Duplicating a USB Stick with dd

I have a USB stick that I use for fixing friends computers (among other things) that runs Arch Linux. It seems that their most frequent problems are either crashed hard drives or a virus that makes their computer unusable. The quick solution to backing their data up in either case is to boot an external drive and use that OS to copy the data off their drive (assuming you can still get to it that is). Unfortunately, flash memory has a maximum number of times that you can write to it, which I hit a bit quicker than I’d like running an operating system off of a USB stick. As you likely guessed, my USB stick is failing (remarkably I’ve been using it to do this for several years).

Last night whilst (oh yes, whilst) brushing my teeth, I had an epiphany. I realized that instead of re-installing Linux on a new USB stick, I could use dd to duplicate one USB stick onto another. I tried it, and sure enough, it works almost perfectly. I say almost because there was one minor problem that I will get to in a minute. Firstly though…​ The command dd is used for making bit-for-bit duplicates or data. In this case, we’re duplicating the exact bits on one device (a USB stick) to another device (another USB stick). You can actually use dd to duplicate most Linux ISO installation files onto a USB stick as well. It works very similarly to burning a CD. Now that that’s explained, here’s the command I used.

Assuming my source USB stick is at /dev/sdb and my destination stick is at /dev/sdc (partitions don’t matter here because we’re duplication the entire drive, not just one partition).

dd if=/dev/sda of=/dev/sdb

(The if is the "input file" and of is the "output file") That will likely take a while.

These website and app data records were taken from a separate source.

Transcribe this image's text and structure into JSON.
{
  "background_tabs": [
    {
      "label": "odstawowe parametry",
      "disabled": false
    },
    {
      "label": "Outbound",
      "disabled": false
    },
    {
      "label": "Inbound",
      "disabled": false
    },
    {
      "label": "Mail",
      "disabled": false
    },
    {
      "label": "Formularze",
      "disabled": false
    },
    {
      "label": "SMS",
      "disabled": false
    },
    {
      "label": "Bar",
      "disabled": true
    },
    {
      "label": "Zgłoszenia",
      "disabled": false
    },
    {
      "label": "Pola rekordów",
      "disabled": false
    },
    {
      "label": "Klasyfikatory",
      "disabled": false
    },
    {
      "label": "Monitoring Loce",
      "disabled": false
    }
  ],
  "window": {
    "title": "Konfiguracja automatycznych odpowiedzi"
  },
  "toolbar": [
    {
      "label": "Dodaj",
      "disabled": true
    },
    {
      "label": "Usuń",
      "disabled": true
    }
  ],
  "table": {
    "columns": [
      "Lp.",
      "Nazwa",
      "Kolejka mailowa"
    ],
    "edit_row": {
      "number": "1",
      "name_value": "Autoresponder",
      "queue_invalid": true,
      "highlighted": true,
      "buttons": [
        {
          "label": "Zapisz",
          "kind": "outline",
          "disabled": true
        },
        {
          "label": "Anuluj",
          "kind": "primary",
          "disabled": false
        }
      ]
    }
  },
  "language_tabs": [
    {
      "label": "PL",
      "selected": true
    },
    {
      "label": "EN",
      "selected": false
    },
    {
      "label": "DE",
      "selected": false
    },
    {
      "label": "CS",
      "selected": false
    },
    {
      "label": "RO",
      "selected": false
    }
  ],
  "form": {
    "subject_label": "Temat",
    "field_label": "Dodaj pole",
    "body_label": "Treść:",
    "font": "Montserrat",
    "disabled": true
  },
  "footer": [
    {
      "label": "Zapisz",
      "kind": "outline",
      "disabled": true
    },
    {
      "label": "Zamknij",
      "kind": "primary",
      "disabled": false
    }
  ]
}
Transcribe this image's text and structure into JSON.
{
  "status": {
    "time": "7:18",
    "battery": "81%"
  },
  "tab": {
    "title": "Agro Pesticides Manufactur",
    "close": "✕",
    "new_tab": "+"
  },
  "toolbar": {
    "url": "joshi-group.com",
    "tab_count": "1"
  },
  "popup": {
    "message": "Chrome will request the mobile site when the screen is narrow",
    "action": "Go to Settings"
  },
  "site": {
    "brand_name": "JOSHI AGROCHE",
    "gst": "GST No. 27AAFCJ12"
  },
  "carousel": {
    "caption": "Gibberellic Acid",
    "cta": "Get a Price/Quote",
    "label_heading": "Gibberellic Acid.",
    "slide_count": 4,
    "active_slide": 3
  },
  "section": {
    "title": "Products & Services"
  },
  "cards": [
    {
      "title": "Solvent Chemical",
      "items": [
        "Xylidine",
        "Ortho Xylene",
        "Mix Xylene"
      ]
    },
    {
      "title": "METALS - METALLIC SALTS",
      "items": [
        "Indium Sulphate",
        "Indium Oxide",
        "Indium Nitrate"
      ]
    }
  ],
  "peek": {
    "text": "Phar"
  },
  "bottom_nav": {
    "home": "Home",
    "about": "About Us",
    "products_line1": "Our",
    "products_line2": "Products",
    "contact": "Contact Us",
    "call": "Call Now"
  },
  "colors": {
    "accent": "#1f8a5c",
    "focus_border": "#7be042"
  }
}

For me it ran at 2.3 megabytes per second. Yours might run a bit slower as my destination USB stick has an average write speed of 25 MBps which is a bit higher than typical USB sticks (many thanks to Newegg for the great price). On the flip side, my source usb stick was starting to fail, so it might go way faster. I’m not really sure.

Okay, now that one issue I had.

Two different 8 gigabyte USB sticks (that’s what I used) are likely not going to have the exact same amount of space on them. If your destination USB stick is even slightly smaller than your source disk, you’ll miss some data due to the disk being full (in the case of dd, even empty space has bits in it that get transferred). This will cause problems for you because the filesystem will say that it starts here and ends there, when the actual partition ends earlier than expected. While this likely won’t cause issues for you other than your machine complaining about it, it could result in some data loss. Either way, the way we get around this issue is really simple. Once you’ve duplicated your USB stick and booted the new one, you should see the following error:

The filesystem size (according to the superblock) is derpderpderp blocks The
physical size of the device is blerdibler blocks
Either the superblock or the partition table is likely to be corrupt!

Just run this command and it should solve your issue

resize2fs /dev/sd-lastpartition

In my case that command was resize2fs /dev/sdb4 (my /home partition).

May there be utility USB sticks for all!